(Extracted entries begins)

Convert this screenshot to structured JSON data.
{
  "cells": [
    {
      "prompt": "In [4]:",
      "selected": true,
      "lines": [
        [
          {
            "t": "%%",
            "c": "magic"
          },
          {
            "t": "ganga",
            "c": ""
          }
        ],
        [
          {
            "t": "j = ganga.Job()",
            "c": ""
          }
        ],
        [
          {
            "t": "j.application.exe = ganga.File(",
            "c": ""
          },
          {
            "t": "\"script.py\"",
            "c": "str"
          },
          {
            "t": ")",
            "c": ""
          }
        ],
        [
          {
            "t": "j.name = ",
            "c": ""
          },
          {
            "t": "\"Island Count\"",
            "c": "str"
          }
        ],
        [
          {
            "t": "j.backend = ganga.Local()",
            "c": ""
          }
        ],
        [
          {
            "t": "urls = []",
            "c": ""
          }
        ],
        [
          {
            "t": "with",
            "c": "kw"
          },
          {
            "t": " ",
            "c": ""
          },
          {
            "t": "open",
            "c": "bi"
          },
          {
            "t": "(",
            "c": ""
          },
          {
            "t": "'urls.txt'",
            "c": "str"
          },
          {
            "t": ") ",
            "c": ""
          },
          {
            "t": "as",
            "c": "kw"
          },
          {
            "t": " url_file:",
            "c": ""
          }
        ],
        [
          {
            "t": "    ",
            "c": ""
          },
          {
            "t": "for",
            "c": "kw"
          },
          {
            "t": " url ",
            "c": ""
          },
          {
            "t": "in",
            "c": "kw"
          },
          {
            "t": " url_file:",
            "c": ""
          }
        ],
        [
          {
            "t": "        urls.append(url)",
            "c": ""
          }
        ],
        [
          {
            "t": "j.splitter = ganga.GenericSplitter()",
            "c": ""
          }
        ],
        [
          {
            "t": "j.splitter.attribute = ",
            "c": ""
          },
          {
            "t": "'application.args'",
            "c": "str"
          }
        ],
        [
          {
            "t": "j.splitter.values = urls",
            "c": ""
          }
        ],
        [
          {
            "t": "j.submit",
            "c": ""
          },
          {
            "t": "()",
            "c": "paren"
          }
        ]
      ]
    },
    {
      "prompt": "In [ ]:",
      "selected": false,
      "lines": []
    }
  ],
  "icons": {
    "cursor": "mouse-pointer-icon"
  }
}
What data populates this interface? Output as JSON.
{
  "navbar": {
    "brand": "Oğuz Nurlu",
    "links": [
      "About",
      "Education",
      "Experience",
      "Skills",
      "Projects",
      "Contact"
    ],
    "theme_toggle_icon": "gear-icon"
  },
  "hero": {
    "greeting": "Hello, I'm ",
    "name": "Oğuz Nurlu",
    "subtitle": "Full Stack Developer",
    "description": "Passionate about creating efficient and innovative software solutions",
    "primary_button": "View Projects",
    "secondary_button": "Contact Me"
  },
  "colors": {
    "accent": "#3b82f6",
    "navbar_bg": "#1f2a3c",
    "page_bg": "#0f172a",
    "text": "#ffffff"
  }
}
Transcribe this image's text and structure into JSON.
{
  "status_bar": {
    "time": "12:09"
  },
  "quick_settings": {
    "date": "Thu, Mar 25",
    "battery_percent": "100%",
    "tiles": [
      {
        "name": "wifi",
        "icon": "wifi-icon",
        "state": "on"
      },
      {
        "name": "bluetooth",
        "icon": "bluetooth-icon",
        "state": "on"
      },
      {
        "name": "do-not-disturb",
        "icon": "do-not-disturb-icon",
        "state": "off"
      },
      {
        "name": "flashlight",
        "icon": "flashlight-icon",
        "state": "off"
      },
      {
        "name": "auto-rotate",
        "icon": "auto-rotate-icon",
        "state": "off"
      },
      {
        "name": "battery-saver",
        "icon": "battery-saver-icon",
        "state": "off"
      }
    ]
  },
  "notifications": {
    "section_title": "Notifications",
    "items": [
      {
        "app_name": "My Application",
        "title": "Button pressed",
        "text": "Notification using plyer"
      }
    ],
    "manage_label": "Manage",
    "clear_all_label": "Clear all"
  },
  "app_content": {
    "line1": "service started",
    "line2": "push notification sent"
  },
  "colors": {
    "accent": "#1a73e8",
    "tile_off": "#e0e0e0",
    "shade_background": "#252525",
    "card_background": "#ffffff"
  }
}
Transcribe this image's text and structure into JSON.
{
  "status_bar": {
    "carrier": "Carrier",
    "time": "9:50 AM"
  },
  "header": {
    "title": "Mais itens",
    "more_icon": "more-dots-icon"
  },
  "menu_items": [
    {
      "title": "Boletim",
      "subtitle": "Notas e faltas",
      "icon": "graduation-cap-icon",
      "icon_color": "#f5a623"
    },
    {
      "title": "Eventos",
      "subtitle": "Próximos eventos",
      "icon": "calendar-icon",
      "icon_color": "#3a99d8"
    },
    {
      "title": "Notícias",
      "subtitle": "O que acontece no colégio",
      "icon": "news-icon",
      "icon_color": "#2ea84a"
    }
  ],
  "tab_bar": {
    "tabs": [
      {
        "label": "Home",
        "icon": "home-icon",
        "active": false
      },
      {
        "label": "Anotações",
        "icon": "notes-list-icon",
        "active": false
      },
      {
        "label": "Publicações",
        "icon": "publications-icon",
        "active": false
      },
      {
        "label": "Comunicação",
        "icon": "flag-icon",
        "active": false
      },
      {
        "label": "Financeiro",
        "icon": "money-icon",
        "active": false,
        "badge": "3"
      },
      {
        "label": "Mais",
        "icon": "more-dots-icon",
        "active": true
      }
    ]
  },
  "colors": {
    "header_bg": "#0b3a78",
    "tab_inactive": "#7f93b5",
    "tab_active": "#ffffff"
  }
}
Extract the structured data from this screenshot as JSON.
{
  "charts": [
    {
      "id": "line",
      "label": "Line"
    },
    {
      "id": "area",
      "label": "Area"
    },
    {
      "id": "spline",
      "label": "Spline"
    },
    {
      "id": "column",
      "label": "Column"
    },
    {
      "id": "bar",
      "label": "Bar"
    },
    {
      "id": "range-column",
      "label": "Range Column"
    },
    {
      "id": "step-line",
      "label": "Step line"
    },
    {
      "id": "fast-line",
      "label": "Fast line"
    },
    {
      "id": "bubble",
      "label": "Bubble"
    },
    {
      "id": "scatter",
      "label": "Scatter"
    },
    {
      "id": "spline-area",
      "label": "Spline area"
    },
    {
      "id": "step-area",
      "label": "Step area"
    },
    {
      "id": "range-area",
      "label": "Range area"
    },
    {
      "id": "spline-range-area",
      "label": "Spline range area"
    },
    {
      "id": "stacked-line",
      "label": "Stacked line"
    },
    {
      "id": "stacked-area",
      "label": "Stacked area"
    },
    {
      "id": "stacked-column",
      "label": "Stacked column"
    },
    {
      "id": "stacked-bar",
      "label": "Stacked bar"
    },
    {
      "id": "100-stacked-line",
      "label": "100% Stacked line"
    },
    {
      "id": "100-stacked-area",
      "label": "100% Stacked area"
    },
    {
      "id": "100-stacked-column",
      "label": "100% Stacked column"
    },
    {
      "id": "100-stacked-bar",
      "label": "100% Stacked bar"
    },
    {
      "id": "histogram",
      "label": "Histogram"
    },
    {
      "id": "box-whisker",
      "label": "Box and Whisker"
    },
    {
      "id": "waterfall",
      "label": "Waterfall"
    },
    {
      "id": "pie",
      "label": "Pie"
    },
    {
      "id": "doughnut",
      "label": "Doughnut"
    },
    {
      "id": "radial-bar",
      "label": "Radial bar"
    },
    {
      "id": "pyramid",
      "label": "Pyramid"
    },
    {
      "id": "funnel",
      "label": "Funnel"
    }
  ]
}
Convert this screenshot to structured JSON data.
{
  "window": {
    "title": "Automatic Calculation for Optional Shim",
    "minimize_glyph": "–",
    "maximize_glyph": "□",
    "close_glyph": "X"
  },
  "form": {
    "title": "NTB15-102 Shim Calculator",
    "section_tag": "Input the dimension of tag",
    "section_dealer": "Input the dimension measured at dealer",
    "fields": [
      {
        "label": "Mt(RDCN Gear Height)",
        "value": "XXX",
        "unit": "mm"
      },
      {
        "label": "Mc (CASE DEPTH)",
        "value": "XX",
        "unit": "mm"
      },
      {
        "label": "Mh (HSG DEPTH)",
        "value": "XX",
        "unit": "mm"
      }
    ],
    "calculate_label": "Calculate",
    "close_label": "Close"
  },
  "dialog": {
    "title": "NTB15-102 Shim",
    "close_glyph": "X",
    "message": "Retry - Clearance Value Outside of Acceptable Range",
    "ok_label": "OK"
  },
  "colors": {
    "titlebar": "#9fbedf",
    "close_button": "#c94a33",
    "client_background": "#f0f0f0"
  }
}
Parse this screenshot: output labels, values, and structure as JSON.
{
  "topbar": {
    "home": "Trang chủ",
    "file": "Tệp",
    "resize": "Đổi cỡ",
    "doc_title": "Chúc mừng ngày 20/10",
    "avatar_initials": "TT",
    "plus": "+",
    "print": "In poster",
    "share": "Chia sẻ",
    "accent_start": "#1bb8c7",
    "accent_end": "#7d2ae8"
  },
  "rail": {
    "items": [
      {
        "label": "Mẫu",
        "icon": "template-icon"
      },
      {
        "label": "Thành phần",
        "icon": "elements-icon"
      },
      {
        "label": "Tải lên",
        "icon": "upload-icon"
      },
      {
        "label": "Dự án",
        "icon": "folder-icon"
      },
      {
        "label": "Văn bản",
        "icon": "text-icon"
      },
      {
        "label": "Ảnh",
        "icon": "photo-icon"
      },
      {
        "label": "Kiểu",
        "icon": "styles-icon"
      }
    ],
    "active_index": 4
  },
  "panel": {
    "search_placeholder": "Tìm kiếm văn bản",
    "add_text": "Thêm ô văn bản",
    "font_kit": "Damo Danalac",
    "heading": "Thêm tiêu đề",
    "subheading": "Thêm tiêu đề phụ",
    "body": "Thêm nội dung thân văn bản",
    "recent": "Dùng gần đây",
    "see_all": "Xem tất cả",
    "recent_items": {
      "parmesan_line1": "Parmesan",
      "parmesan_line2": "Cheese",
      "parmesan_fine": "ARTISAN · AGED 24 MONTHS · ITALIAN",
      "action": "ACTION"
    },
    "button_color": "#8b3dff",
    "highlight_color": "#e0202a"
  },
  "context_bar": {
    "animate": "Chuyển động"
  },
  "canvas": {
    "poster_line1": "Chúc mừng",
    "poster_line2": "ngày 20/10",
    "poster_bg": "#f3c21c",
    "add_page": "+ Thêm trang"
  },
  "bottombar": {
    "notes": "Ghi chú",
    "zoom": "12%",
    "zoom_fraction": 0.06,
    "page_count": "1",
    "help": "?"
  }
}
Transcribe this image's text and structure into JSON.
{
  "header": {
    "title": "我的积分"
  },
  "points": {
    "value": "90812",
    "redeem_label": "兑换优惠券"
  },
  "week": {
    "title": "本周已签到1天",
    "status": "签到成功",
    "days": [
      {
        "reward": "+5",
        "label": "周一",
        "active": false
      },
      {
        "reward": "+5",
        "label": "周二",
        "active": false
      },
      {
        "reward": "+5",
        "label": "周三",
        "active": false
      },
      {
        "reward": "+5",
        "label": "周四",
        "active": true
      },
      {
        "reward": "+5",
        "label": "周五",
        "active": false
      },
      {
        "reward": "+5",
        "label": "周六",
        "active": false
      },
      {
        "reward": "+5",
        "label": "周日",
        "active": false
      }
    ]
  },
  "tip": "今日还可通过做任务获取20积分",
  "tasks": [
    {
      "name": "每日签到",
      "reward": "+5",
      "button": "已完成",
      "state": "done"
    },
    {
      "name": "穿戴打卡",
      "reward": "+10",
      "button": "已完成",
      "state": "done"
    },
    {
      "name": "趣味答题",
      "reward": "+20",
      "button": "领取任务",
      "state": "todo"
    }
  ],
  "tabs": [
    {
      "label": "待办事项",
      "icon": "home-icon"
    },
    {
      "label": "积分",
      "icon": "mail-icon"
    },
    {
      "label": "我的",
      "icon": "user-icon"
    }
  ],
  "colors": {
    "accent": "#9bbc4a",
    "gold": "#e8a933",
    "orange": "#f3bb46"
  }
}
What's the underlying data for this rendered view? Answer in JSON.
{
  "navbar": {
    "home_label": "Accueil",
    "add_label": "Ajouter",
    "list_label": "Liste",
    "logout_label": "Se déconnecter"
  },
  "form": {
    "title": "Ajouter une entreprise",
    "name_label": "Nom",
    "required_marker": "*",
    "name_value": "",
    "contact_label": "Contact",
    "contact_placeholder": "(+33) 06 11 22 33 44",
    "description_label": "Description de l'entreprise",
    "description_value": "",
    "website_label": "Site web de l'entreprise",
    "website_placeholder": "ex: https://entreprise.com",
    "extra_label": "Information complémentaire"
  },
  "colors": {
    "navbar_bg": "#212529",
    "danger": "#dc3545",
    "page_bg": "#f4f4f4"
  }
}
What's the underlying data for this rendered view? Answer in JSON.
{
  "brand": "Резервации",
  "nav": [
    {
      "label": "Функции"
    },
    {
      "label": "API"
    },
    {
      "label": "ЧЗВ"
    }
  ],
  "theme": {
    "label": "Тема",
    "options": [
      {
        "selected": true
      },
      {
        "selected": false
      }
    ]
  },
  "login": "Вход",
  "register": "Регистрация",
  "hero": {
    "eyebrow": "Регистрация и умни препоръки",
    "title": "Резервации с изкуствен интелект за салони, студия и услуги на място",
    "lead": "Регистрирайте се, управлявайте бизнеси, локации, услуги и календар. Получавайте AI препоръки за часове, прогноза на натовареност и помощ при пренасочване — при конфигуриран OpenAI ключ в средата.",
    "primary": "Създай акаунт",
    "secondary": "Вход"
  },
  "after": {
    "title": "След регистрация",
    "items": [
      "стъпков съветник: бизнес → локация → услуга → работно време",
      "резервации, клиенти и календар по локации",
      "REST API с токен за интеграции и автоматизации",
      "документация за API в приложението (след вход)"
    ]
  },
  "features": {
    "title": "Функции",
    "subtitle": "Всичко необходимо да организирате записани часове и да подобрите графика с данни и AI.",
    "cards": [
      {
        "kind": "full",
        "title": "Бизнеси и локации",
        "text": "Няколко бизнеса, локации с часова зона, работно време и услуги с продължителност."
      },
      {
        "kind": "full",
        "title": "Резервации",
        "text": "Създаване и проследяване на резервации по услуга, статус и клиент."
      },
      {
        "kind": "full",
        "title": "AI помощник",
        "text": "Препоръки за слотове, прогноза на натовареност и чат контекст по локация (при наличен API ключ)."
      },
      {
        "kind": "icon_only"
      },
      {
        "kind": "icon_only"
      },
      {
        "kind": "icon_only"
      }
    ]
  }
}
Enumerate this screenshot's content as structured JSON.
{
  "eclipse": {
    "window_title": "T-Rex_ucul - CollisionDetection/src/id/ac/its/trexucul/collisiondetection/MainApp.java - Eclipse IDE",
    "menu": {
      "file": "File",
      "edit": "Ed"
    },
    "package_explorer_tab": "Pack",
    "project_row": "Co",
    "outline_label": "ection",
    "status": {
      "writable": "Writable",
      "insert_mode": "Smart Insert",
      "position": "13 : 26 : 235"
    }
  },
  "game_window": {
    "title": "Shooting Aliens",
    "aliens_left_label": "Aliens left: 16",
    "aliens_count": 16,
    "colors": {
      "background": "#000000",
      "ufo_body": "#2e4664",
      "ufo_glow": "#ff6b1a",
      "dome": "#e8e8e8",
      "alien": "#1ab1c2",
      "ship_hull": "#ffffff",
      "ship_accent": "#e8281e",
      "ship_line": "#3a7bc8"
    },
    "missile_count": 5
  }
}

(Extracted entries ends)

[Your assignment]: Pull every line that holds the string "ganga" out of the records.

[Answer to the exercise]:
            "t": "ganga",
            "t": "j = ganga.Job()",
            "t": "j.application.exe = ganga.File(",
            "t": "j.backend = ganga.Local()",
            "t": "j.splitter = ganga.GenericSplitter()",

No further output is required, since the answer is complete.